The true study of history involves our imagination and conjures up conceptions, pictures, visions.
It discusses the problems besetting the West, from moral anarchy to artistic decadence. Though it sometimes reminds one of Ortega’s Revolt of the Massesits less pertinent to our time than Ortega’s work since much of it is a criticism of Fascism.
It is, however, an interesting, brief and readable book, it argues that that modern education and the mass media both have harmful effects on culture: Literature tge painting are held to have become increasingly unintelligible – poetry is represented as having maintained throughout history “a certain connection with rational expression It is not until the closing years of the [nineteenth] century that one sees poetry purposely steering its course away from reason.
They consider American history beforeand they also look at modern society in general, including newspapers, movies hte literature. Special attention is paid to the economic forces that have shaped American history. In many of Huizinga’s works, he discusses the play element in culture.
: The Waning of the Middle Ages (): Johan Huizinga: Books
Finally, when his life was drawing to a close, and he was a prisoner of the Nazis, he collected his thoughts on this subject into a book called Homo Ludens: A Study of the Play-Element in Culture. Homo Ludens contains some very interesting ideas, but it presents these ideas in a rather dry and scholarly manner.
He argues that play is one of fundamental facts of human life, and is at the root of poetry, music, philosophy – even jurisprudence and war. Anyone interested in plumbing the depths of human nature, anyone interested in the question of why people fight wars, create culture, etc. Huizinga is discussing more than play, he is discussing human nature, the fundamental drives within human nature – “The spirit of playful competition is, as a social impulse, older than culture itself and pervades all life like a veritable ferment.

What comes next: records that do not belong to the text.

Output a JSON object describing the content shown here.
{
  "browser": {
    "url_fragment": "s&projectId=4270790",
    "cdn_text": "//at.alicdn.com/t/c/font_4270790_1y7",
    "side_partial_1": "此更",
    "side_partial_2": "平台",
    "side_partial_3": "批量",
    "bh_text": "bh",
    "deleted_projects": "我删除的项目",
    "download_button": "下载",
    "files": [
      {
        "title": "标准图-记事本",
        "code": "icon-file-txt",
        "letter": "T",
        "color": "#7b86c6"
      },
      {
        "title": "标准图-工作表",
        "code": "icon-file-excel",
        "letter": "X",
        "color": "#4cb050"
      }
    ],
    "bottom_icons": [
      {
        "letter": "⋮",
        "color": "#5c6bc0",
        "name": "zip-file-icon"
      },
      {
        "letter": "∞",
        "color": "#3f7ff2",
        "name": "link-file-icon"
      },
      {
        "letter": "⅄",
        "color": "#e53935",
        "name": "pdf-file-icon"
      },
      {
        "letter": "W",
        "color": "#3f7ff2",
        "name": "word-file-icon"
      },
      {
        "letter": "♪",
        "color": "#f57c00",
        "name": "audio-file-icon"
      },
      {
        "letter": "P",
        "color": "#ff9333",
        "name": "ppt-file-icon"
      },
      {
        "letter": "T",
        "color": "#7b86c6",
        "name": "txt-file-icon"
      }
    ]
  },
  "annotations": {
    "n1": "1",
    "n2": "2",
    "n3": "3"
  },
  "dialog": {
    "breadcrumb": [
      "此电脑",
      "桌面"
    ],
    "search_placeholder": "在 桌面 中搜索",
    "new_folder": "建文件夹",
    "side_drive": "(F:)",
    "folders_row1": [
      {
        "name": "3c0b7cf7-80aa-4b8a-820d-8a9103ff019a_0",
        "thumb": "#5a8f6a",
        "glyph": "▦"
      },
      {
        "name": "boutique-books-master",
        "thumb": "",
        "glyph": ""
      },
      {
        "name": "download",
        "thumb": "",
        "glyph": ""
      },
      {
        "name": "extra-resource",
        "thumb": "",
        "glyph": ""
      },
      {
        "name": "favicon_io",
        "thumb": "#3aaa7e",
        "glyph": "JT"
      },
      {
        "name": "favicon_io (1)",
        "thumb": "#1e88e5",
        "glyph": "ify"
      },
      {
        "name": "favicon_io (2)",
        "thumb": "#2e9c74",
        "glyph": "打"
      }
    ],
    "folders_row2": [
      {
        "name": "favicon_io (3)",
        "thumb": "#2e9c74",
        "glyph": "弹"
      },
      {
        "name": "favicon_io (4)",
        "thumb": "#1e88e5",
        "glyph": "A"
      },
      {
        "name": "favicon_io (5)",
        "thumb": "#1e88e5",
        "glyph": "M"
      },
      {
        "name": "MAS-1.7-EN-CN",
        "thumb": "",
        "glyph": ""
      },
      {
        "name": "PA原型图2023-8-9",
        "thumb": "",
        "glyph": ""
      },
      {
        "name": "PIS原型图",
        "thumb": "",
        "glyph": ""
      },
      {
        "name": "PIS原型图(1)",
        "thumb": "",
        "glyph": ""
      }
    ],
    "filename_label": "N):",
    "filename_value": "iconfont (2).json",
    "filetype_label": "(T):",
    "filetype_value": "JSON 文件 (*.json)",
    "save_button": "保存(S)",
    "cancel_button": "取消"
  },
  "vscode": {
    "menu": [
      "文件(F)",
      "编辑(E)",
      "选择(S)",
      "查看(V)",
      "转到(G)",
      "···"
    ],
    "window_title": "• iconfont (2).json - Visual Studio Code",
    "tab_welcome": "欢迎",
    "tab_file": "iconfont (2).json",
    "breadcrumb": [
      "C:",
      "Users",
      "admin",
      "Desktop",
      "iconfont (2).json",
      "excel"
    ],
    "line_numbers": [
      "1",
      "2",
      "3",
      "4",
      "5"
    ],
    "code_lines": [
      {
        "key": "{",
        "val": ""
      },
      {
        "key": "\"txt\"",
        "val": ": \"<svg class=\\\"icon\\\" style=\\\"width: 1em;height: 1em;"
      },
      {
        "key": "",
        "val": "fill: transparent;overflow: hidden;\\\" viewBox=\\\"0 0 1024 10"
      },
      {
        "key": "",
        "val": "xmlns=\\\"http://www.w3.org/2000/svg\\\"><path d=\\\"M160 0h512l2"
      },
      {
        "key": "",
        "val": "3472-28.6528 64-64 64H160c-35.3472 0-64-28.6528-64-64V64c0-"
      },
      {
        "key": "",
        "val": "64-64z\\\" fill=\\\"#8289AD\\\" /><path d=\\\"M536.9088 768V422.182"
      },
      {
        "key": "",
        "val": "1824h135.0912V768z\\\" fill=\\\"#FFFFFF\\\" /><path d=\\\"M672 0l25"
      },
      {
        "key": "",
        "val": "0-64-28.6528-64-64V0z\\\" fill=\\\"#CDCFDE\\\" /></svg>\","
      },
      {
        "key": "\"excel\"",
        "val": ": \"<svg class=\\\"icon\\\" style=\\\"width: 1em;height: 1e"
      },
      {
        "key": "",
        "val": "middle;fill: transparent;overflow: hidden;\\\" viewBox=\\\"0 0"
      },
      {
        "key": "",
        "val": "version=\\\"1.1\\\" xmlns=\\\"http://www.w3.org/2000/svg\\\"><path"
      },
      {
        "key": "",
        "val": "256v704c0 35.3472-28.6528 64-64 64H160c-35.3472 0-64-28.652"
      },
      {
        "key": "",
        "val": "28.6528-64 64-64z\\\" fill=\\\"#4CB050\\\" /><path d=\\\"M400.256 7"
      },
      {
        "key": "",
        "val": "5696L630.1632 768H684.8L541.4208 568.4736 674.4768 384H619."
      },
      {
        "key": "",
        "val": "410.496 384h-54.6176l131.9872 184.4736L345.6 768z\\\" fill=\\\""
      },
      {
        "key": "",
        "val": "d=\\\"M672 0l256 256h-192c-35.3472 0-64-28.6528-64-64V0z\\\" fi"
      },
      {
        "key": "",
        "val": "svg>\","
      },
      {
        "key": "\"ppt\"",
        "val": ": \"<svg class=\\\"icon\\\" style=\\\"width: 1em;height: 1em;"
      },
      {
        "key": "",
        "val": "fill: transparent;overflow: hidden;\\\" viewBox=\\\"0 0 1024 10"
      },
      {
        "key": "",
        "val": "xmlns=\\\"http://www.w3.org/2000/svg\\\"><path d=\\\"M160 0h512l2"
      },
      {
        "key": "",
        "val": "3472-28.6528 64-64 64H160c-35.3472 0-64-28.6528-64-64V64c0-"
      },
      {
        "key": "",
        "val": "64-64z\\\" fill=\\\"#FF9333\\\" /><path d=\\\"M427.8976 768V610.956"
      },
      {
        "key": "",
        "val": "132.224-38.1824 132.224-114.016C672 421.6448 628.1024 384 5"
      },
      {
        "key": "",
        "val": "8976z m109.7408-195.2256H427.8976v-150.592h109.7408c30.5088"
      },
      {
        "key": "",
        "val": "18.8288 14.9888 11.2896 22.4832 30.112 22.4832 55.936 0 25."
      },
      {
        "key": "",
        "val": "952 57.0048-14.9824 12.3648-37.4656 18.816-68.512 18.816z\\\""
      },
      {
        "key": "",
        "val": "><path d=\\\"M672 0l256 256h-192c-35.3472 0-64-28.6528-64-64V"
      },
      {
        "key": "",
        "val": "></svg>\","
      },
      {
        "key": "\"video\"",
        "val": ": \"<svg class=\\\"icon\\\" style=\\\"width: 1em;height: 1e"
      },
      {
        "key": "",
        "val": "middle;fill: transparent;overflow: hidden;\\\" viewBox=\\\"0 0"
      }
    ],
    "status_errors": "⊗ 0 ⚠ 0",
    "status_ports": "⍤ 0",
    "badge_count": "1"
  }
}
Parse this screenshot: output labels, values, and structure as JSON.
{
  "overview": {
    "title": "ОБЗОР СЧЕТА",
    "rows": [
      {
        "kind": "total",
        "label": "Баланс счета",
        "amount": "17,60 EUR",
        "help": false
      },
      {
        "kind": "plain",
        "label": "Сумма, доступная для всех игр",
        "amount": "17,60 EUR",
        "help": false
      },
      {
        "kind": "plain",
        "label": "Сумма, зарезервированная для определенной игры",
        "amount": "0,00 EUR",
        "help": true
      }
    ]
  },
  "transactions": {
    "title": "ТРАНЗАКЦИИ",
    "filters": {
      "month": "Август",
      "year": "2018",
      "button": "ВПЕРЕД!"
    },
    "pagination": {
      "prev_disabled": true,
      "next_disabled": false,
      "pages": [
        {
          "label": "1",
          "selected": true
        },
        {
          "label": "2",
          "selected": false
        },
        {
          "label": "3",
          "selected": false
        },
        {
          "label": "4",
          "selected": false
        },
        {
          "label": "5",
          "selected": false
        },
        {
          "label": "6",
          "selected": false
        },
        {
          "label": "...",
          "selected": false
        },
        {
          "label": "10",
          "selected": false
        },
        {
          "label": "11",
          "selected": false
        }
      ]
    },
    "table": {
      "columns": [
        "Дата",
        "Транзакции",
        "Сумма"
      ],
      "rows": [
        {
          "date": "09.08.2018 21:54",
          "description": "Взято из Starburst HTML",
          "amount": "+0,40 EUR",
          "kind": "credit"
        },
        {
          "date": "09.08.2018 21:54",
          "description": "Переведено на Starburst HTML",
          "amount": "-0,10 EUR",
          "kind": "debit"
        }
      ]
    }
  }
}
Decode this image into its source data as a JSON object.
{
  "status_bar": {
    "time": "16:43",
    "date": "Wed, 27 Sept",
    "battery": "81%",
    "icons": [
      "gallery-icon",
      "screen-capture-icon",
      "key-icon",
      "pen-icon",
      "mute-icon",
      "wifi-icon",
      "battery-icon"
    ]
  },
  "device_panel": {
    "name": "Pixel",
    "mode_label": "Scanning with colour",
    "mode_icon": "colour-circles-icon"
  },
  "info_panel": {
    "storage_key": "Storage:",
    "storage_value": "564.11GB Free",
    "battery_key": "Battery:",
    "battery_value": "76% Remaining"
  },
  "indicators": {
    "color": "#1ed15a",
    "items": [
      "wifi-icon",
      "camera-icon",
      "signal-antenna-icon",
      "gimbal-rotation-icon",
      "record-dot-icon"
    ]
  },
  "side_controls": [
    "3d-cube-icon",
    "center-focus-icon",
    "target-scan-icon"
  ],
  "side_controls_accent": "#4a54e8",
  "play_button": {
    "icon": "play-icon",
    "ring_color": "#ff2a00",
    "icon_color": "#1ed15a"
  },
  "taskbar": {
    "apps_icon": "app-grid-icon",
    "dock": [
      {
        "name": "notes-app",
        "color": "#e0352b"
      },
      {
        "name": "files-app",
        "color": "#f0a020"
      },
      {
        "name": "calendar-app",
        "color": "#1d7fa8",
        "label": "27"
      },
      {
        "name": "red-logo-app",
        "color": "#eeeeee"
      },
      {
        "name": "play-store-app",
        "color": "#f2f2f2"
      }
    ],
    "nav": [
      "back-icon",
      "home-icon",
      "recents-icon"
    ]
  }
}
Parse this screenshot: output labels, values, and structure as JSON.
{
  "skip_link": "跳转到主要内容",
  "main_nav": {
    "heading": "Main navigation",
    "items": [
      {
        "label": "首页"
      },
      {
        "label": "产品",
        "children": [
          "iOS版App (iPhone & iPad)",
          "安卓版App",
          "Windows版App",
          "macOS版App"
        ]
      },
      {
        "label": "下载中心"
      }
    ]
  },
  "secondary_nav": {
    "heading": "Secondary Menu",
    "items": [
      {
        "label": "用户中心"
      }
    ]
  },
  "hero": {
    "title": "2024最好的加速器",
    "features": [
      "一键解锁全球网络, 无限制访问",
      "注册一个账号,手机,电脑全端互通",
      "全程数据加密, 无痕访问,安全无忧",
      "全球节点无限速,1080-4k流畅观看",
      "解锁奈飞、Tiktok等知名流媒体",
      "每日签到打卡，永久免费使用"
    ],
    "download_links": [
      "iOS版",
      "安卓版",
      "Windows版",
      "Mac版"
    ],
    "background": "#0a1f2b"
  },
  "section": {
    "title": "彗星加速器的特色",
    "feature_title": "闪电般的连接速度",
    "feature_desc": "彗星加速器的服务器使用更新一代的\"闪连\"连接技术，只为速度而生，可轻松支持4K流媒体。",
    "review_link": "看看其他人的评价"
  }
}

Ritual grew up in sacred play; poetry was born in play and nourished on play; music and dancing were pure play We have to conclude, therefore, that civilization is, in its earliest phases, played. It does not come from play From until his death in Johan Huizinga was held in detention by the Nazis. Popular European History pages at Age-of-the-Sage Several pages on our site, treating with aspects of nineteenth century European history, have been favored with some degree of popularity, rank highly in some search engines, and receive many visitors.
The preparation of these pages was greatly influenced by a particular “Philosophy of History” as suggested by this quote from the famous Essay “History” by Ralph Waldo Emerson: Of the works of this mind history is the record.
Its genius is illustrated by the entire series of days. Man is explicable by nothing less than all his history. Without hurry, without rest, the human spirit goes forth from the beginning to embody every faculty, every thought, every emotion, which belongs to it in appropriate events.
The Waning Of The Middle Ages
But the thought is always prior to the fact; all the facts of history preexist in the mind as laws. Each law in turn is made by circumstances predominant, and the limits of nature give power to but one at a time.
A man is the whole encyclopaedia of facts.
The creation of a thousand forests is in one acorn, and Egypt, Greece, Rome, Gaul, Britain, America, lie folded already in the first man. Epoch after epoch, camp, kingdom, empire, republic, democracy, are merely the application of his manifold spirit to the manifold agees.
More insights into this “Philosophy of History” as recommended by Emerson, and the history pages so-prepared, are available to those sufficiently interested, from the links further down this page: